Southeastern Asset Management Inc., one of the largest shareholders of both Vulcan Materials Co. and Martin Marietta Materials Inc., endorsed a combination of the two sand and gravel companies amid a takeover fight.
Vulcan rose 2.6 percent to $42.72 at the close in New York after Southeastern said in a filing today it supports Martin Marietta’s hostile bid. Martin Marietta, which rose 0.3 percent to $80.90, offered on Dec. 12 to exchange 0.5 share for each Vulcan share, in a swap originally valued at $4.7 billion.
“Southeastern believes the proposed combination can produce substantial economic benefits for both companies and their shareholders,” Memphis, Tennessee-based Southeastern said in the filing.
Birmingham, Alabama-based Vulcan, the largest U.S. producer of sand, gravel and crushed stone, had rejected Martin Marietta’s offer, calling it “very low-ball” and saying it takes advantage of a U.S. construction recession. Vulcan has reported net losses in three of the last four quarters for which results were released, and cut its quarterly dividend to 1 cent a share, beginning last month, from 25 cents.
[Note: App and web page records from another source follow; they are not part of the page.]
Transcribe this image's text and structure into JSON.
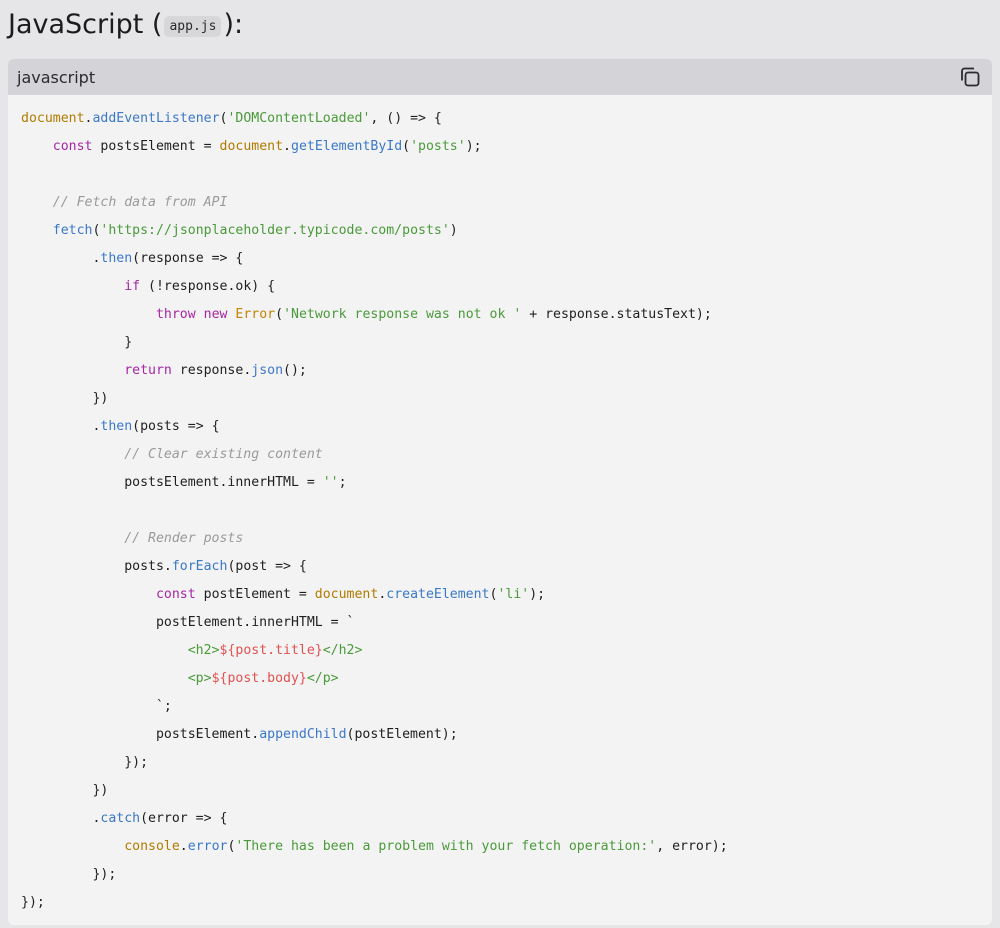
{
  "heading": {
    "prefix": "JavaScript (",
    "filename": "app.js",
    "suffix": "):"
  },
  "code_block": {
    "language": "javascript",
    "copy_icon": "copy-icon",
    "colors": {
      "plain": "#1f1f1f",
      "keyword": "#a626a4",
      "builtin": "#b07b00",
      "method": "#3b78c9",
      "string": "#4a9a3a",
      "comment": "#9a9a9a",
      "class": "#c18401",
      "interp": "#e05252"
    },
    "lines": [
      [
        [
          "builtin",
          "document"
        ],
        [
          "plain",
          "."
        ],
        [
          "method",
          "addEventListener"
        ],
        [
          "plain",
          "("
        ],
        [
          "string",
          "'DOMContentLoaded'"
        ],
        [
          "plain",
          ", () => {"
        ]
      ],
      [
        [
          "plain",
          "    "
        ],
        [
          "keyword",
          "const"
        ],
        [
          "plain",
          " postsElement = "
        ],
        [
          "builtin",
          "document"
        ],
        [
          "plain",
          "."
        ],
        [
          "method",
          "getElementById"
        ],
        [
          "plain",
          "("
        ],
        [
          "string",
          "'posts'"
        ],
        [
          "plain",
          ");"
        ]
      ],
      [],
      [
        [
          "plain",
          "    "
        ],
        [
          "comment",
          "// Fetch data from API"
        ]
      ],
      [
        [
          "plain",
          "    "
        ],
        [
          "method",
          "fetch"
        ],
        [
          "plain",
          "("
        ],
        [
          "string",
          "'https://jsonplaceholder.typicode.com/posts'"
        ],
        [
          "plain",
          ")"
        ]
      ],
      [
        [
          "plain",
          "         ."
        ],
        [
          "method",
          "then"
        ],
        [
          "plain",
          "(response => {"
        ]
      ],
      [
        [
          "plain",
          "             "
        ],
        [
          "keyword",
          "if"
        ],
        [
          "plain",
          " (!response.ok) {"
        ]
      ],
      [
        [
          "plain",
          "                 "
        ],
        [
          "keyword",
          "throw"
        ],
        [
          "plain",
          " "
        ],
        [
          "keyword",
          "new"
        ],
        [
          "plain",
          " "
        ],
        [
          "class",
          "Error"
        ],
        [
          "plain",
          "("
        ],
        [
          "string",
          "'Network response was not ok '"
        ],
        [
          "plain",
          " + response.statusText);"
        ]
      ],
      [
        [
          "plain",
          "             }"
        ]
      ],
      [
        [
          "plain",
          "             "
        ],
        [
          "keyword",
          "return"
        ],
        [
          "plain",
          " response."
        ],
        [
          "method",
          "json"
        ],
        [
          "plain",
          "();"
        ]
      ],
      [
        [
          "plain",
          "         })"
        ]
      ],
      [
        [
          "plain",
          "         ."
        ],
        [
          "method",
          "then"
        ],
        [
          "plain",
          "(posts => {"
        ]
      ],
      [
        [
          "plain",
          "             "
        ],
        [
          "comment",
          "// Clear existing content"
        ]
      ],
      [
        [
          "plain",
          "             postsElement.innerHTML = "
        ],
        [
          "string",
          "''"
        ],
        [
          "plain",
          ";"
        ]
      ],
      [],
      [
        [
          "plain",
          "             "
        ],
        [
          "comment",
          "// Render posts"
        ]
      ],
      [
        [
          "plain",
          "             posts."
        ],
        [
          "method",
          "forEach"
        ],
        [
          "plain",
          "(post => {"
        ]
      ],
      [
        [
          "plain",
          "                 "
        ],
        [
          "keyword",
          "const"
        ],
        [
          "plain",
          " postElement = "
        ],
        [
          "builtin",
          "document"
        ],
        [
          "plain",
          "."
        ],
        [
          "method",
          "createElement"
        ],
        [
          "plain",
          "("
        ],
        [
          "string",
          "'li'"
        ],
        [
          "plain",
          ");"
        ]
      ],
      [
        [
          "plain",
          "                 postElement.innerHTML = `"
        ]
      ],
      [
        [
          "plain",
          "                     "
        ],
        [
          "string",
          "<h2>"
        ],
        [
          "interp",
          "${post.title}"
        ],
        [
          "string",
          "</h2>"
        ]
      ],
      [
        [
          "plain",
          "                     "
        ],
        [
          "string",
          "<p>"
        ],
        [
          "interp",
          "${post.body}"
        ],
        [
          "string",
          "</p>"
        ]
      ],
      [
        [
          "plain",
          "                 `;"
        ]
      ],
      [
        [
          "plain",
          "                 postsElement."
        ],
        [
          "method",
          "appendChild"
        ],
        [
          "plain",
          "(postElement);"
        ]
      ],
      [
        [
          "plain",
          "             });"
        ]
      ],
      [
        [
          "plain",
          "         })"
        ]
      ],
      [
        [
          "plain",
          "         ."
        ],
        [
          "method",
          "catch"
        ],
        [
          "plain",
          "(error => {"
        ]
      ],
      [
        [
          "plain",
          "             "
        ],
        [
          "builtin",
          "console"
        ],
        [
          "plain",
          "."
        ],
        [
          "method",
          "error"
        ],
        [
          "plain",
          "("
        ],
        [
          "string",
          "'There has been a problem with your fetch operation:'"
        ],
        [
          "plain",
          ", error);"
        ]
      ],
      [
        [
          "plain",
          "         });"
        ]
      ],
      [
        [
          "plain",
          "});"
        ]
      ]
    ]
  }
}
Martin Marietta, based in Raleigh, North Carolina, has said the proposed acquisition would result in $250 million of cost savings and would partially restore the dividend for Vulcan shareholders.
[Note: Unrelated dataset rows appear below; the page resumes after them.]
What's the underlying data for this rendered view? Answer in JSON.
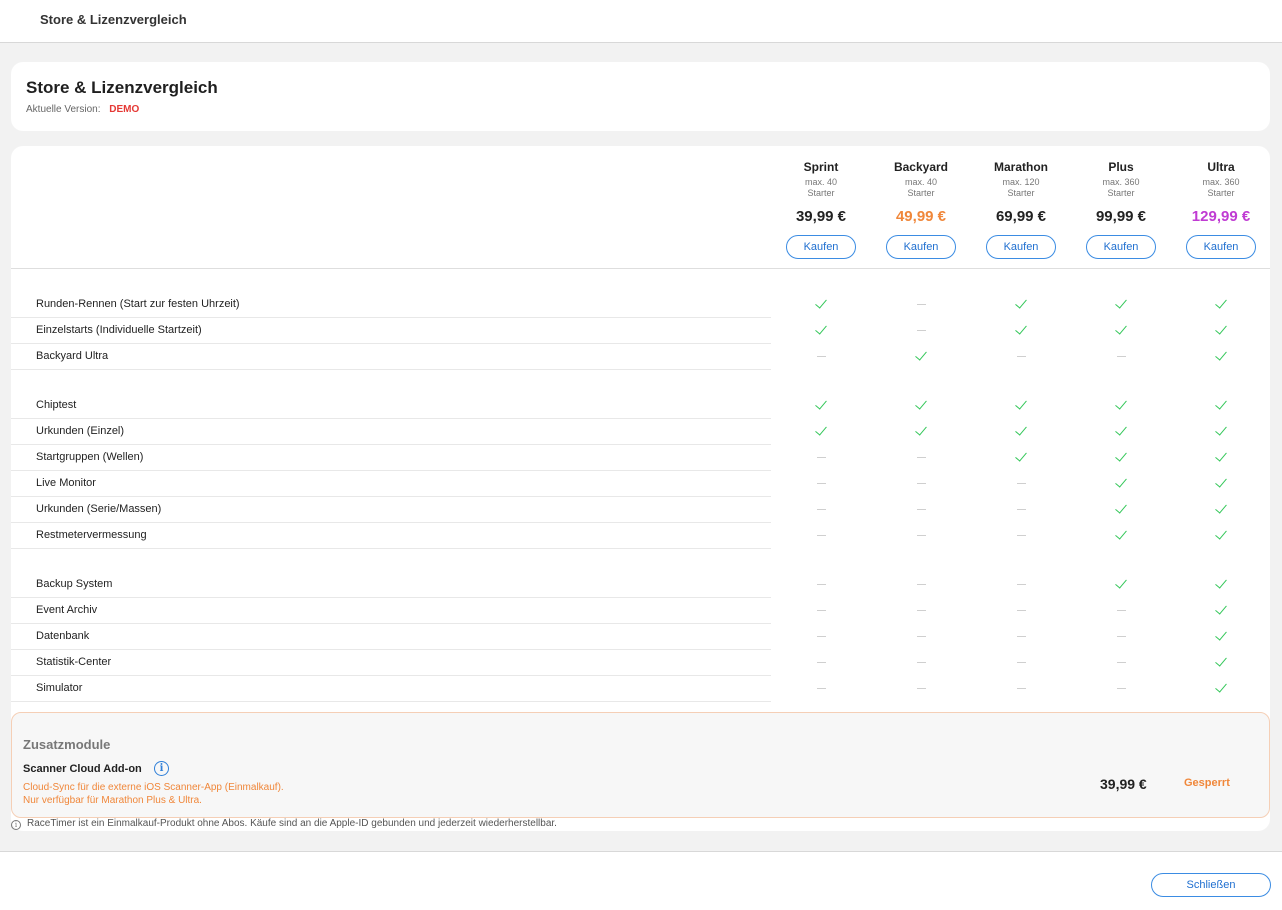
{
  "window": {
    "title": "Store & Lizenzvergleich"
  },
  "header": {
    "title": "Store & Lizenzvergleich",
    "version_label": "Aktuelle Version:",
    "version_value": "DEMO"
  },
  "plans": [
    {
      "name": "Sprint",
      "max_line1": "max. 40",
      "max_line2": "Starter",
      "price": "39,99 €",
      "price_color": "#222222",
      "buy_label": "Kaufen"
    },
    {
      "name": "Backyard",
      "max_line1": "max. 40",
      "max_line2": "Starter",
      "price": "49,99 €",
      "price_color": "#f0873a",
      "buy_label": "Kaufen"
    },
    {
      "name": "Marathon",
      "max_line1": "max. 120",
      "max_line2": "Starter",
      "price": "69,99 €",
      "price_color": "#222222",
      "buy_label": "Kaufen"
    },
    {
      "name": "Plus",
      "max_line1": "max. 360",
      "max_line2": "Starter",
      "price": "99,99 €",
      "price_color": "#222222",
      "buy_label": "Kaufen"
    },
    {
      "name": "Ultra",
      "max_line1": "max. 360",
      "max_line2": "Starter",
      "price": "129,99 €",
      "price_color": "#c03bd3",
      "buy_label": "Kaufen"
    }
  ],
  "feature_groups": [
    {
      "features": [
        {
          "label": "Runden-Rennen (Start zur festen Uhrzeit)",
          "availability": [
            true,
            false,
            true,
            true,
            true
          ]
        },
        {
          "label": "Einzelstarts (Individuelle Startzeit)",
          "availability": [
            true,
            false,
            true,
            true,
            true
          ]
        },
        {
          "label": "Backyard Ultra",
          "availability": [
            false,
            true,
            false,
            false,
            true
          ]
        }
      ]
    },
    {
      "features": [
        {
          "label": "Chiptest",
          "availability": [
            true,
            true,
            true,
            true,
            true
          ]
        },
        {
          "label": "Urkunden (Einzel)",
          "availability": [
            true,
            true,
            true,
            true,
            true
          ]
        },
        {
          "label": "Startgruppen (Wellen)",
          "availability": [
            false,
            false,
            true,
            true,
            true
          ]
        },
        {
          "label": "Live Monitor",
          "availability": [
            false,
            false,
            false,
            true,
            true
          ]
        },
        {
          "label": "Urkunden (Serie/Massen)",
          "availability": [
            false,
            false,
            false,
            true,
            true
          ]
        },
        {
          "label": "Restmetervermessung",
          "availability": [
            false,
            false,
            false,
            true,
            true
          ]
        }
      ]
    },
    {
      "features": [
        {
          "label": "Backup System",
          "availability": [
            false,
            false,
            false,
            true,
            true
          ]
        },
        {
          "label": "Event Archiv",
          "availability": [
            false,
            false,
            false,
            false,
            true
          ]
        },
        {
          "label": "Datenbank",
          "availability": [
            false,
            false,
            false,
            false,
            true
          ]
        },
        {
          "label": "Statistik-Center",
          "availability": [
            false,
            false,
            false,
            false,
            true
          ]
        },
        {
          "label": "Simulator",
          "availability": [
            false,
            false,
            false,
            false,
            true
          ]
        }
      ]
    }
  ],
  "addons": {
    "section_title": "Zusatzmodule",
    "name": "Scanner Cloud Add-on",
    "info_icon": "info-icon",
    "description_line1": "Cloud-Sync für die externe iOS Scanner-App (Einmalkauf).",
    "description_line2": "Nur verfügbar für Marathon Plus & Ultra.",
    "price": "39,99 €",
    "status": "Gesperrt"
  },
  "footnote": {
    "icon": "info-icon",
    "text": "RaceTimer ist ein Einmalkauf-Produkt ohne Abos. Käufe sind an die Apple-ID gebunden und jederzeit wiederherstellbar."
  },
  "footer": {
    "close_label": "Schließen"
  },
  "colors": {
    "accent": "#3b8ce3",
    "check": "#34c759",
    "warning": "#f0873a",
    "demo": "#e53935"
  }
}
Letter to Board
Southeastern, the largest shareholder of Martin Marietta and the Vulcan’s third-biggest, said it sent a letter to Vulcan Chairman and Chief Executive Officer Don James and the rest of the board to urge discussion of the offer with Martin Marietta.
After failing to persuade Vulcan to negotiate, the fund said it has changed its filing status with the Securities and Exchange Commission, with respect to Vulcan, in order to “be more proactive in discussions with the managements and boards of each company, as well as other shareholders.”
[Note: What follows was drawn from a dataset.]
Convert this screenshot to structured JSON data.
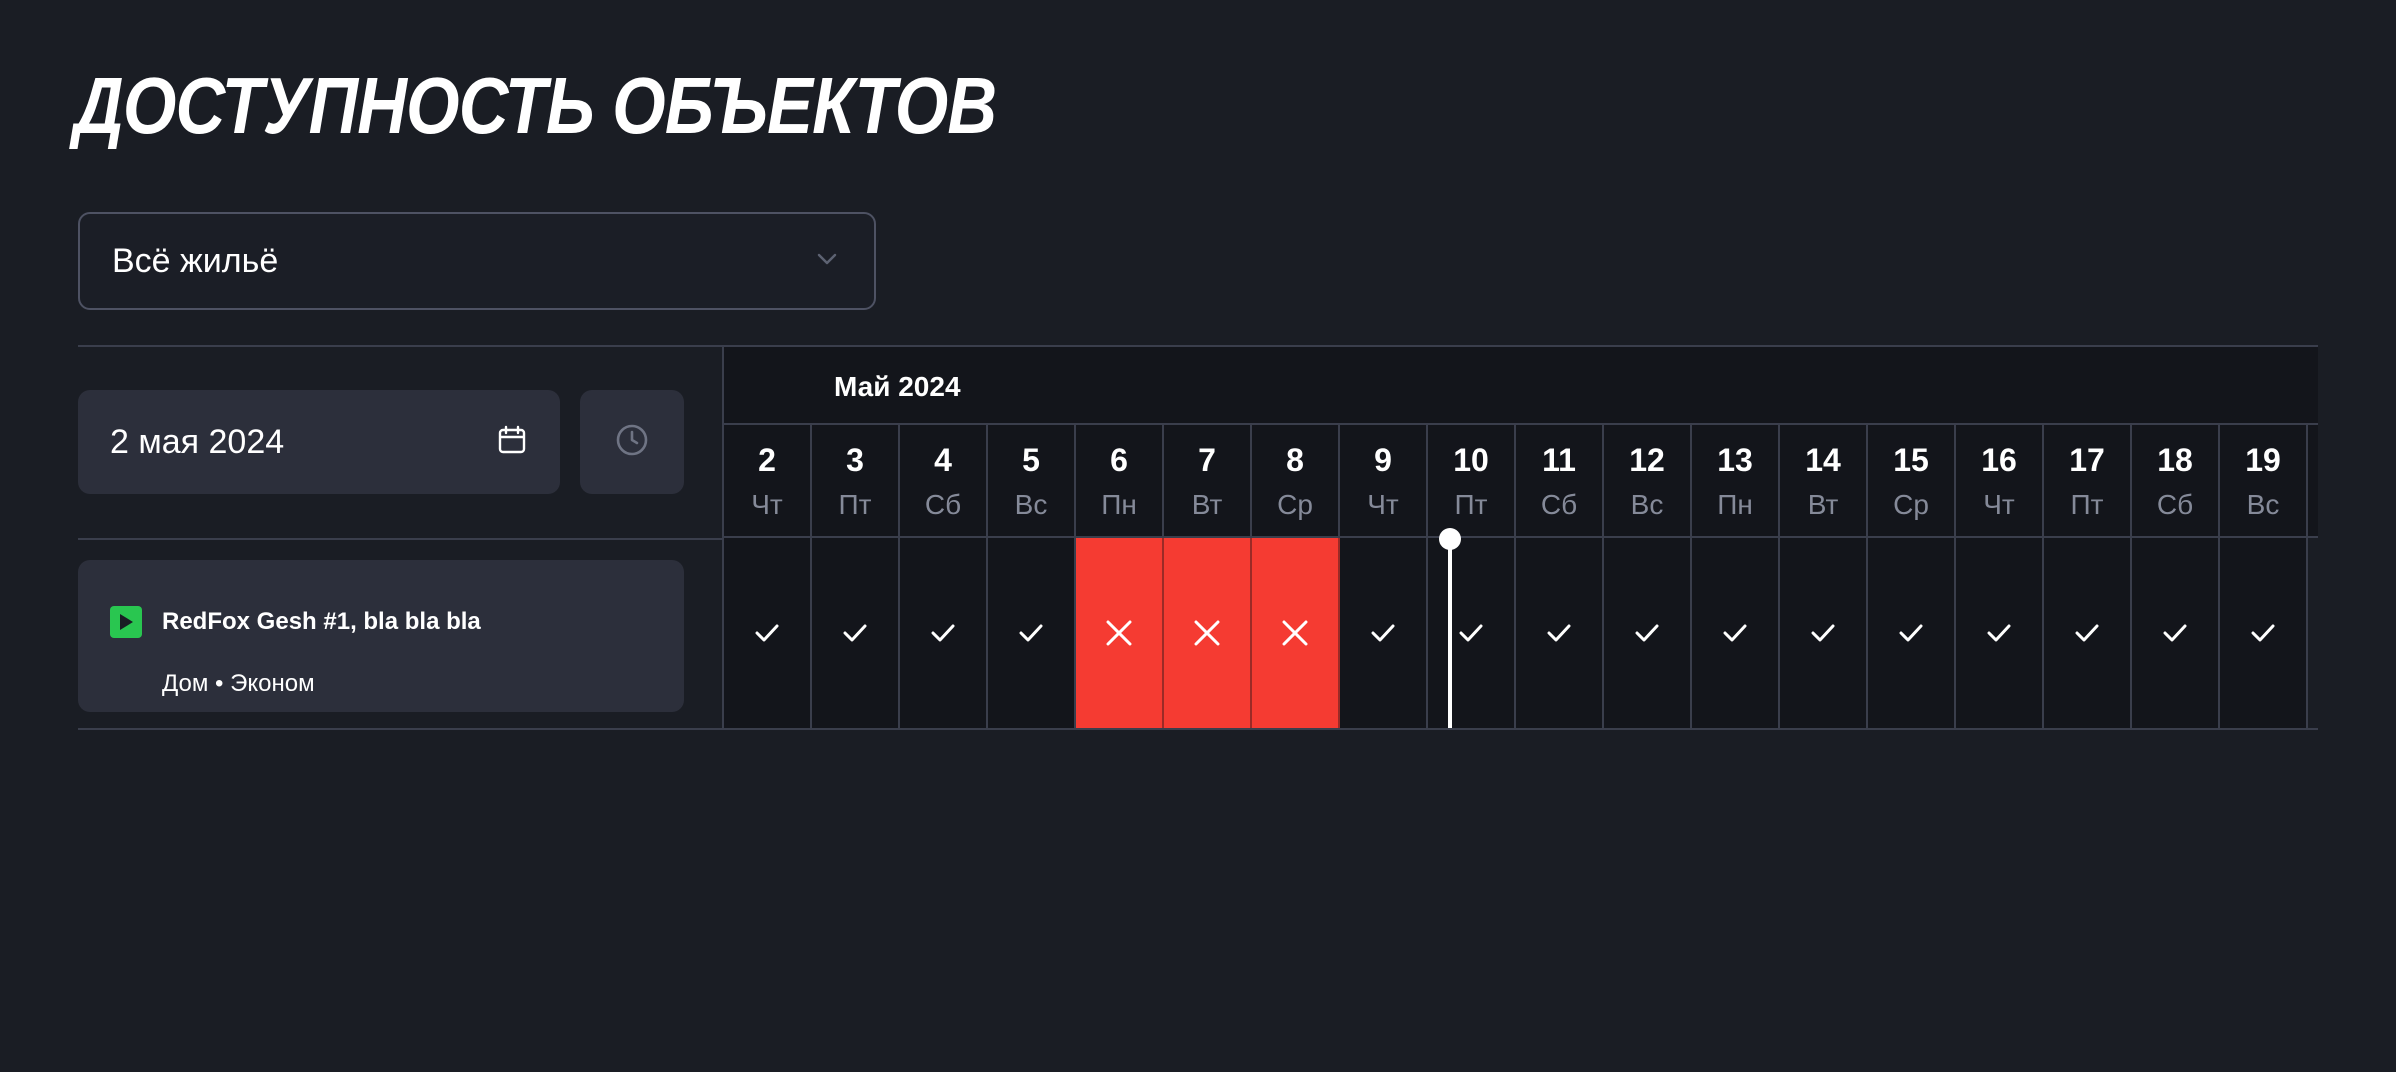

James and Martin Marietta’s chief executive, Ward Nye, started merger discussions in April 2010, according to a Dec. 12 regulatory filing by Martin Marietta. The talks broke down last year over estimated cost savings and deciding on a CEO, the filing showed. Vulcan also said the Department of Justice would force the combined companies to sell assets in a depressed market.
Goldman Sachs, hired by Vulcan to evaluate Martin Marietta’s offer, said in a Dec. 19 letter that it was “inadequate from a financial point of view.” Vulcan said in a statement today that it will remain “engaged” with shareholders.
“Vulcan held extensive talks with Martin Marietta over the past two years and Vulcan believes that Martin Marietta is overestimating synergies and ignoring the value loss of divestitures from a combination,” Vulcan said in the statement.
Martin Marietta said in a statement that it’s eager to resume talks with Vulcan.
“We appreciate the strong support our proposed combination has received from Southeastern Asset Management, as well as other shareholders,” Martin Marietta said in the statement.
Southeastern said today it holds a 13.3 percent stake in Martin Marietta. The fund has a 9.9 percent stake in Vulcan, according to data compiled by Bloomberg, trailing T. Rowe Price Associates with 12.7 percent and Dodge & Cox with 10.9 percent.